AFFCO is establishing an encouraging trend among its management ranks with three women in senior roles as plant and technical managers, notes meat industry commentator Allan Barber. Ann Nuku and Rebecca Ogg are plant managers of AFFCO Manawatu and Horotiu respectively, while Emma Fitzgerald is the company’s technical manager.
Each of them has succeeded in combining a challenging job in the meat industry with children and this is a credit to their focus and capacity for hard work, as well as to AFFCO’s foresight as an employer.
Both Ogg and Fitzgerald worked in meat plants during school and university holidays and completed Bachelors degrees at Otago, BSc in Rebecca’s case and Consumer and Applied Sciences in Fitzgerald’s; she also did a post graduate diploma in food technology at Massey University. Ann Nuku did a science diploma in biology and microbiology and trained at Glaxo in the micro laboratory for five years.

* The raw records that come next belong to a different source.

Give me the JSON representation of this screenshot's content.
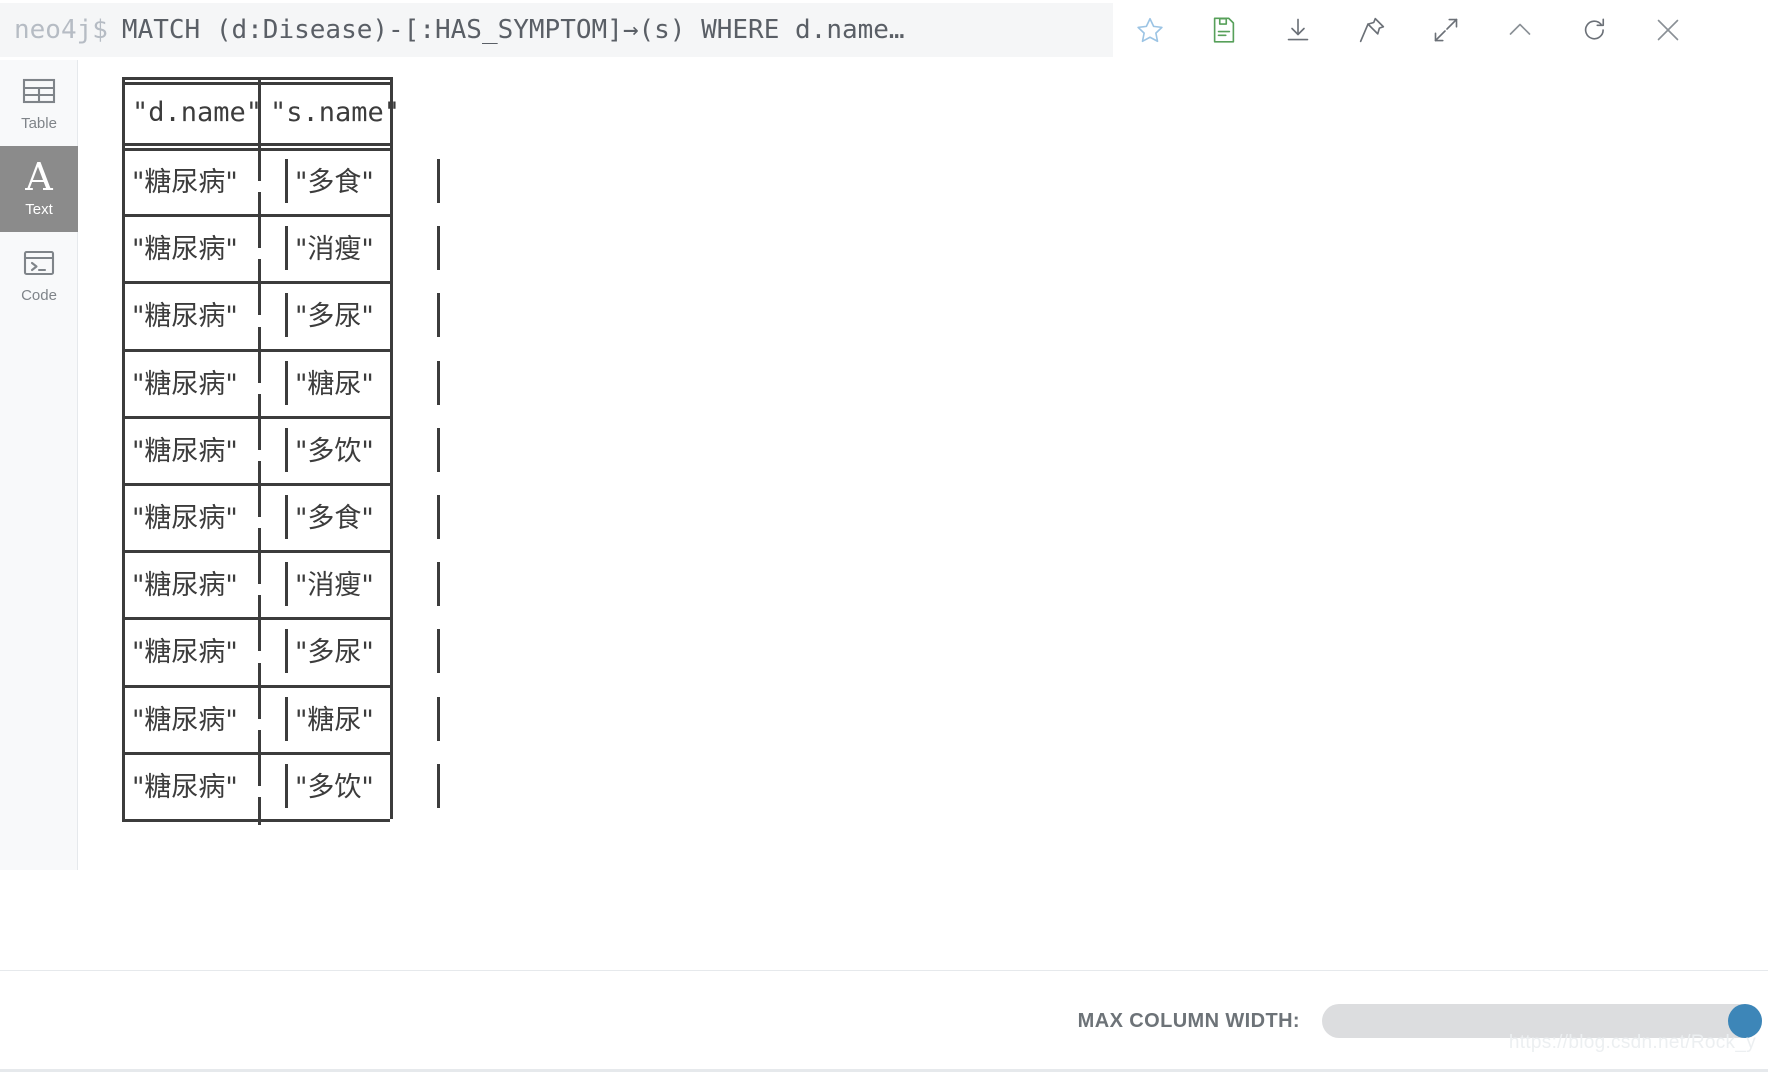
{
  "editor": {
    "prompt": "neo4j$",
    "query": "MATCH (d:Disease)-[:HAS_SYMPTOM]→(s) WHERE d.name…",
    "icons": [
      {
        "name": "favorite-star-icon",
        "label": "Favorite"
      },
      {
        "name": "save-document-icon",
        "label": "Save as project file"
      },
      {
        "name": "download-icon",
        "label": "Download"
      },
      {
        "name": "pin-icon",
        "label": "Pin"
      },
      {
        "name": "expand-icon",
        "label": "Fullscreen"
      },
      {
        "name": "chevron-up-icon",
        "label": "Collapse"
      },
      {
        "name": "refresh-icon",
        "label": "Rerun"
      },
      {
        "name": "close-icon",
        "label": "Close"
      }
    ]
  },
  "sidebar": {
    "items": [
      {
        "label": "Table",
        "icon": "table-icon",
        "active": false
      },
      {
        "label": "Text",
        "icon": "text-icon",
        "active": true
      },
      {
        "label": "Code",
        "icon": "code-icon",
        "active": false
      }
    ]
  },
  "result": {
    "columns": [
      "\"d.name\"",
      "\"s.name\""
    ],
    "rows": [
      [
        "\"糖尿病\"",
        "\"多食\""
      ],
      [
        "\"糖尿病\"",
        "\"消瘦\""
      ],
      [
        "\"糖尿病\"",
        "\"多尿\""
      ],
      [
        "\"糖尿病\"",
        "\"糖尿\""
      ],
      [
        "\"糖尿病\"",
        "\"多饮\""
      ],
      [
        "\"糖尿病\"",
        "\"多食\""
      ],
      [
        "\"糖尿病\"",
        "\"消瘦\""
      ],
      [
        "\"糖尿病\"",
        "\"多尿\""
      ],
      [
        "\"糖尿病\"",
        "\"糖尿\""
      ],
      [
        "\"糖尿病\"",
        "\"多饮\""
      ]
    ],
    "row_count": 10,
    "separator": "|"
  },
  "footer": {
    "max_column_width_label": "MAX COLUMN WIDTH:",
    "slider_value": 100,
    "slider_accent": "#3d86b8",
    "slider_track": "#dcdddf",
    "watermark": "https://blog.csdn.net/Rock_y"
  }
}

All three women seem to have found their way into the meat industry more by design than by accident. Ann’s first meat job was with Borthwicks at Longburn after spending five years with Glaxo and following the plant’s closure moved to Waitara where she worked on a wastewater treatment project to combine the town and meat plant effluent systems. In her words: “It wasn’t very glamorous, as it involved going down manholes at midnight.” Her next stop was Feilding in the laboratory/QA department soon after Waitaki had bought the Borthwicks’ plants.
Rebecca Ogg was interested in the food sector, but didn’t want a job that was solely laboratory or office based, so on moving to Auckland she phoned Dennis McClenaghan at Auckland Meat Processors where she started three days later as a management cadet. Her three years there gave her experience of every department, but at 25 it was time to go on her Overseas Experience (OE) which she did with the company’s blessing and a job to come back to, if she wanted. However, on her return she actually ended up at Malvern on a three month contract before being appointed a management cadet at Horotiu.
Ogg came from a farming background and worked at the Meat Industry Research Institute of New Zealand (MIRINZ) for three years, but found it too insular. She took up the role of compliance manager with Universal Beef Packers in Te Kuiti for several years before moving back to the Waikato to work as Richmond’s compliance manager for the company’s three local plants.
By this point in their respective careers, all three were committed to the challenges and stimulation of the meat industry.
Nuku’s career path took her from lab work and quality assurance to technical manager during the rebuild of the Feilding plant in 1992, before being promoted to quality systems manager, a North Island wide role reporting to AFFCO’s head office and overseeing 14 plants during the implementation of ISO 9002. She left for three years to have kids in the mid-1990s before returning to the same role in 2000, but soon after that she was appointed to production manager at AFFCO Manawatu.
In 2005, she completed the traditional route through the technical ranks to take over as plant manager in 2005. Before Ann there had been 12 managers of the Manawatu plant since the rebuild in 1992, but she will complete 10 years in the job in June. She loves the challenge of the meat industry which she says is never boring, especially as she has plenty of scope for getting involved in other projects, both internal and external, in which she is well supported by the company.
Following the retirement of most of the supervisory team which had been very stable for several years, she has introduced a number of very promising trainee supervisors. Because of the pressure on young people to find employment, it is now quite possible to recruit new graduate trainees, as well as continuing to appoint those without tertiary qualifications. The most important thing is for them to demonstrate leadership potential.
After three years as a management cadet the production manager at Horotiu left and Rebecca applied for the job; less than a year later the plant manager left as well and she was appointed to the role before the age of 30. That was three years ago and in the meantime she has had a baby, taking three months maternity leave which is about as long as she felt she could take off because of the impact on the plant. However, she says the emotional challenge of parenthood is actually harder than juggling the time demands.
As a plant manager, she finds people management both the toughest and most enjoyable aspect of the job. Managing between 500 and 600 staff through the ever changing priorities of seasonality, product variants and market access is challenging and tremendously stimulating.
Although the meat industry is not usually seen as a bastion of enlightenment, women in Fitzgerald’s role as technical manager are not as rare as plant managers. She moved from her quality management job in the Waikato to Richmond head office in Hastings where she coordinated risk management plans (RMPs), HACCP and overseas standards, before spending five years as a compliance consultant to small and medium businesses. At that point, Rowan Ogg asked her to join AFFCO as technical manager responsible for ensuring the standardisation of regulatory and customer specifications across all plants.
All three women are evidence of the mental stimulus of the industry which they agree is always challenging, offering constant opportunities to learn. They also prove there is great potential for women to come through the ranks and achieve success as senior managers on the production side of the meat industry.
Allan Barber is a meat industry commentator. He has his own blog Barber’s Meaty Issues and can be contacted by emailing him at email@example.com.